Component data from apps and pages
:::
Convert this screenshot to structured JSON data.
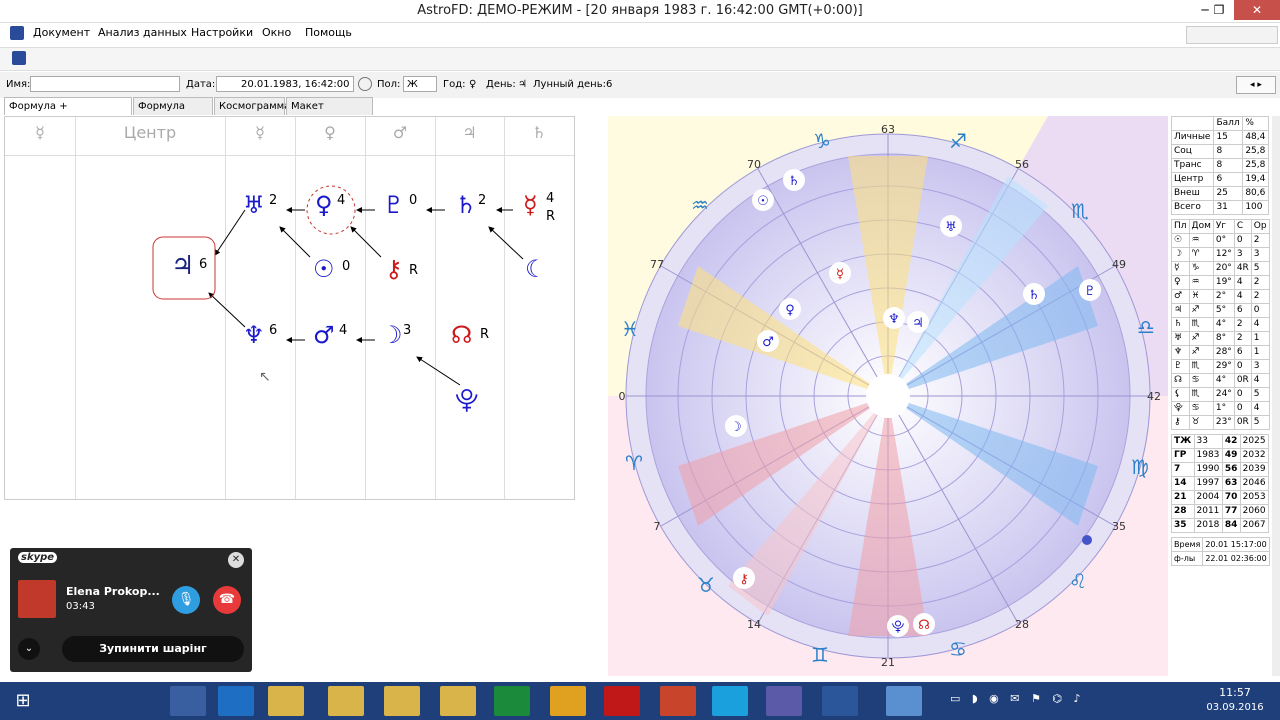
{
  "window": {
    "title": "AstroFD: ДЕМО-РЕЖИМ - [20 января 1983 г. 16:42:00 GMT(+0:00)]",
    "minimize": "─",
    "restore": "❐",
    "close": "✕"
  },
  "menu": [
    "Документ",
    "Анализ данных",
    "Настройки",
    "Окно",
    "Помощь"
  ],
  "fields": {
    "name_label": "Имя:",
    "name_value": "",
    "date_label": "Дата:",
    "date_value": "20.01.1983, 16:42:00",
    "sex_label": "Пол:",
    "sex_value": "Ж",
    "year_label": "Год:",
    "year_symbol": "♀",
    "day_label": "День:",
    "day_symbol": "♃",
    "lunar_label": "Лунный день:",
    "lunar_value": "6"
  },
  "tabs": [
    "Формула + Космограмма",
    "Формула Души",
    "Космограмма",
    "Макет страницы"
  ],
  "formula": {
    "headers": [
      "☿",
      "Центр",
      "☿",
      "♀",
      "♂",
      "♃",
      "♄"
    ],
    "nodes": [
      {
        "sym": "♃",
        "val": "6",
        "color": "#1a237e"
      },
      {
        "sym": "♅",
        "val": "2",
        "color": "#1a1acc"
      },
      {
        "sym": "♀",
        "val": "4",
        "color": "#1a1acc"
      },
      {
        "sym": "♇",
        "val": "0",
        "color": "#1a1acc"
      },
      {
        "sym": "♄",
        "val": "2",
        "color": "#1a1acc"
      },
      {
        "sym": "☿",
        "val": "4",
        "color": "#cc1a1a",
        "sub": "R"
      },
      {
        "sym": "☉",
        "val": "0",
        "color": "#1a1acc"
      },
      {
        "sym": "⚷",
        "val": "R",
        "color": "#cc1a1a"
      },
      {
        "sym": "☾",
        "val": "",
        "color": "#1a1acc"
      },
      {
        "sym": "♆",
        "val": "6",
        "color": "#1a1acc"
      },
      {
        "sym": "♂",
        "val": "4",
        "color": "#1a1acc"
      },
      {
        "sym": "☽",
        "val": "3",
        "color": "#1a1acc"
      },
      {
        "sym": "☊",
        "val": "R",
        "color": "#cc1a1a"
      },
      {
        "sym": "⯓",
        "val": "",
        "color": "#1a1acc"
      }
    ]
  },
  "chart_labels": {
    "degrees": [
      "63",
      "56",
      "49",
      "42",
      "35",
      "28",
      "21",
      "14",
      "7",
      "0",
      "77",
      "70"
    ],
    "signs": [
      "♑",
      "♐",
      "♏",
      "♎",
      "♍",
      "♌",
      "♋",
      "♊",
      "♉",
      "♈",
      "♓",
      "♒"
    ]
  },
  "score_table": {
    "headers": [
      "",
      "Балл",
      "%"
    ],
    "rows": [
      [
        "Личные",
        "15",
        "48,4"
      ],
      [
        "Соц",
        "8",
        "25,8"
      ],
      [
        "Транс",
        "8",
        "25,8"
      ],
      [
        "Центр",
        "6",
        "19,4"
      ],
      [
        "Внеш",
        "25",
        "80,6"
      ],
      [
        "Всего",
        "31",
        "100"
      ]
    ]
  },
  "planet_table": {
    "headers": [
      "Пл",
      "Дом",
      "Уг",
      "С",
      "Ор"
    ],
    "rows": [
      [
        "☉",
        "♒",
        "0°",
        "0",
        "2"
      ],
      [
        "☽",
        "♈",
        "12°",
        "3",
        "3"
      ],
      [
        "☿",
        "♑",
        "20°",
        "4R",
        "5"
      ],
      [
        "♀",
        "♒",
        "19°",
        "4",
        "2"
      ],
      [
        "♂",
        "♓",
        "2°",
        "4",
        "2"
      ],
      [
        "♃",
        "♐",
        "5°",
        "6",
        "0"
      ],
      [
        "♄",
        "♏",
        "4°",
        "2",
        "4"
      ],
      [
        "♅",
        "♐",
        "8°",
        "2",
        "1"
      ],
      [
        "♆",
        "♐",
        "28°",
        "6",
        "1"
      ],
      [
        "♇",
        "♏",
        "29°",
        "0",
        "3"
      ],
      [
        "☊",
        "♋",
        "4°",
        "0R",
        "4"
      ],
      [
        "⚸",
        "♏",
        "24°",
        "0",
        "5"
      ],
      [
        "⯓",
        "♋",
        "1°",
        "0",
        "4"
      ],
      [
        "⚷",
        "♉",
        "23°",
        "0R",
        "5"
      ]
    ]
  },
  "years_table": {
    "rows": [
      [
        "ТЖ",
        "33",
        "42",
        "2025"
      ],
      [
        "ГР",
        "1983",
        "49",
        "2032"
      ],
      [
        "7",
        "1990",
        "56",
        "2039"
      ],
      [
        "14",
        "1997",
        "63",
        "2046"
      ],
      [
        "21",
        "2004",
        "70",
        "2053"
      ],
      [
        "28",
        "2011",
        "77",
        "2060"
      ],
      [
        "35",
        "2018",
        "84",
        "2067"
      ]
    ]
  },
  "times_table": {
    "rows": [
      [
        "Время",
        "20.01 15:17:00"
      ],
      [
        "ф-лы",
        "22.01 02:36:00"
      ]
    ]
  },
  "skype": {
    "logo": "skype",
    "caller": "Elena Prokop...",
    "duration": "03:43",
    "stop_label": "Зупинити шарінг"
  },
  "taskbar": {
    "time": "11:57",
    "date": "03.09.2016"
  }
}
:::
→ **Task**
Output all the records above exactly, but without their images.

→ **Result for this task**
Convert this screenshot to structured JSON data.
{
  "window": {
    "title": "AstroFD: ДЕМО-РЕЖИМ - [20 января 1983 г. 16:42:00 GMT(+0:00)]",
    "minimize": "─",
    "restore": "❐",
    "close": "✕"
  },
  "menu": [
    "Документ",
    "Анализ данных",
    "Настройки",
    "Окно",
    "Помощь"
  ],
  "fields": {
    "name_label": "Имя:",
    "name_value": "",
    "date_label": "Дата:",
    "date_value": "20.01.1983, 16:42:00",
    "sex_label": "Пол:",
    "sex_value": "Ж",
    "year_label": "Год:",
    "year_symbol": "♀",
    "day_label": "День:",
    "day_symbol": "♃",
    "lunar_label": "Лунный день:",
    "lunar_value": "6"
  },
  "tabs": [
    "Формула + Космограмма",
    "Формула Души",
    "Космограмма",
    "Макет страницы"
  ],
  "formula": {
    "headers": [
      "☿",
      "Центр",
      "☿",
      "♀",
      "♂",
      "♃",
      "♄"
    ],
    "nodes": [
      {
        "sym": "♃",
        "val": "6",
        "color": "#1a237e"
      },
      {
        "sym": "♅",
        "val": "2",
        "color": "#1a1acc"
      },
      {
        "sym": "♀",
        "val": "4",
        "color": "#1a1acc"
      },
      {
        "sym": "♇",
        "val": "0",
        "color": "#1a1acc"
      },
      {
        "sym": "♄",
        "val": "2",
        "color": "#1a1acc"
      },
      {
        "sym": "☿",
        "val": "4",
        "color": "#cc1a1a",
        "sub": "R"
      },
      {
        "sym": "☉",
        "val": "0",
        "color": "#1a1acc"
      },
      {
        "sym": "⚷",
        "val": "R",
        "color": "#cc1a1a"
      },
      {
        "sym": "☾",
        "val": "",
        "color": "#1a1acc"
      },
      {
        "sym": "♆",
        "val": "6",
        "color": "#1a1acc"
      },
      {
        "sym": "♂",
        "val": "4",
        "color": "#1a1acc"
      },
      {
        "sym": "☽",
        "val": "3",
        "color": "#1a1acc"
      },
      {
        "sym": "☊",
        "val": "R",
        "color": "#cc1a1a"
      },
      {
        "sym": "⯓",
        "val": "",
        "color": "#1a1acc"
      }
    ]
  },
  "chart_labels": {
    "degrees": [
      "63",
      "56",
      "49",
      "42",
      "35",
      "28",
      "21",
      "14",
      "7",
      "0",
      "77",
      "70"
    ],
    "signs": [
      "♑",
      "♐",
      "♏",
      "♎",
      "♍",
      "♌",
      "♋",
      "♊",
      "♉",
      "♈",
      "♓",
      "♒"
    ]
  },
  "score_table": {
    "headers": [
      "",
      "Балл",
      "%"
    ],
    "rows": [
      [
        "Личные",
        "15",
        "48,4"
      ],
      [
        "Соц",
        "8",
        "25,8"
      ],
      [
        "Транс",
        "8",
        "25,8"
      ],
      [
        "Центр",
        "6",
        "19,4"
      ],
      [
        "Внеш",
        "25",
        "80,6"
      ],
      [
        "Всего",
        "31",
        "100"
      ]
    ]
  },
  "planet_table": {
    "headers": [
      "Пл",
      "Дом",
      "Уг",
      "С",
      "Ор"
    ],
    "rows": [
      [
        "☉",
        "♒",
        "0°",
        "0",
        "2"
      ],
      [
        "☽",
        "♈",
        "12°",
        "3",
        "3"
      ],
      [
        "☿",
        "♑",
        "20°",
        "4R",
        "5"
      ],
      [
        "♀",
        "♒",
        "19°",
        "4",
        "2"
      ],
      [
        "♂",
        "♓",
        "2°",
        "4",
        "2"
      ],
      [
        "♃",
        "♐",
        "5°",
        "6",
        "0"
      ],
      [
        "♄",
        "♏",
        "4°",
        "2",
        "4"
      ],
      [
        "♅",
        "♐",
        "8°",
        "2",
        "1"
      ],
      [
        "♆",
        "♐",
        "28°",
        "6",
        "1"
      ],
      [
        "♇",
        "♏",
        "29°",
        "0",
        "3"
      ],
      [
        "☊",
        "♋",
        "4°",
        "0R",
        "4"
      ],
      [
        "⚸",
        "♏",
        "24°",
        "0",
        "5"
      ],
      [
        "⯓",
        "♋",
        "1°",
        "0",
        "4"
      ],
      [
        "⚷",
        "♉",
        "23°",
        "0R",
        "5"
      ]
    ]
  },
  "years_table": {
    "rows": [
      [
        "ТЖ",
        "33",
        "42",
        "2025"
      ],
      [
        "ГР",
        "1983",
        "49",
        "2032"
      ],
      [
        "7",
        "1990",
        "56",
        "2039"
      ],
      [
        "14",
        "1997",
        "63",
        "2046"
      ],
      [
        "21",
        "2004",
        "70",
        "2053"
      ],
      [
        "28",
        "2011",
        "77",
        "2060"
      ],
      [
        "35",
        "2018",
        "84",
        "2067"
      ]
    ]
  },
  "times_table": {
    "rows": [
      [
        "Время",
        "20.01 15:17:00"
      ],
      [
        "ф-лы",
        "22.01 02:36:00"
      ]
    ]
  },
  "skype": {
    "logo": "skype",
    "caller": "Elena Prokop...",
    "duration": "03:43",
    "stop_label": "Зупинити шарінг"
  },
  "taskbar": {
    "time": "11:57",
    "date": "03.09.2016"
  }
}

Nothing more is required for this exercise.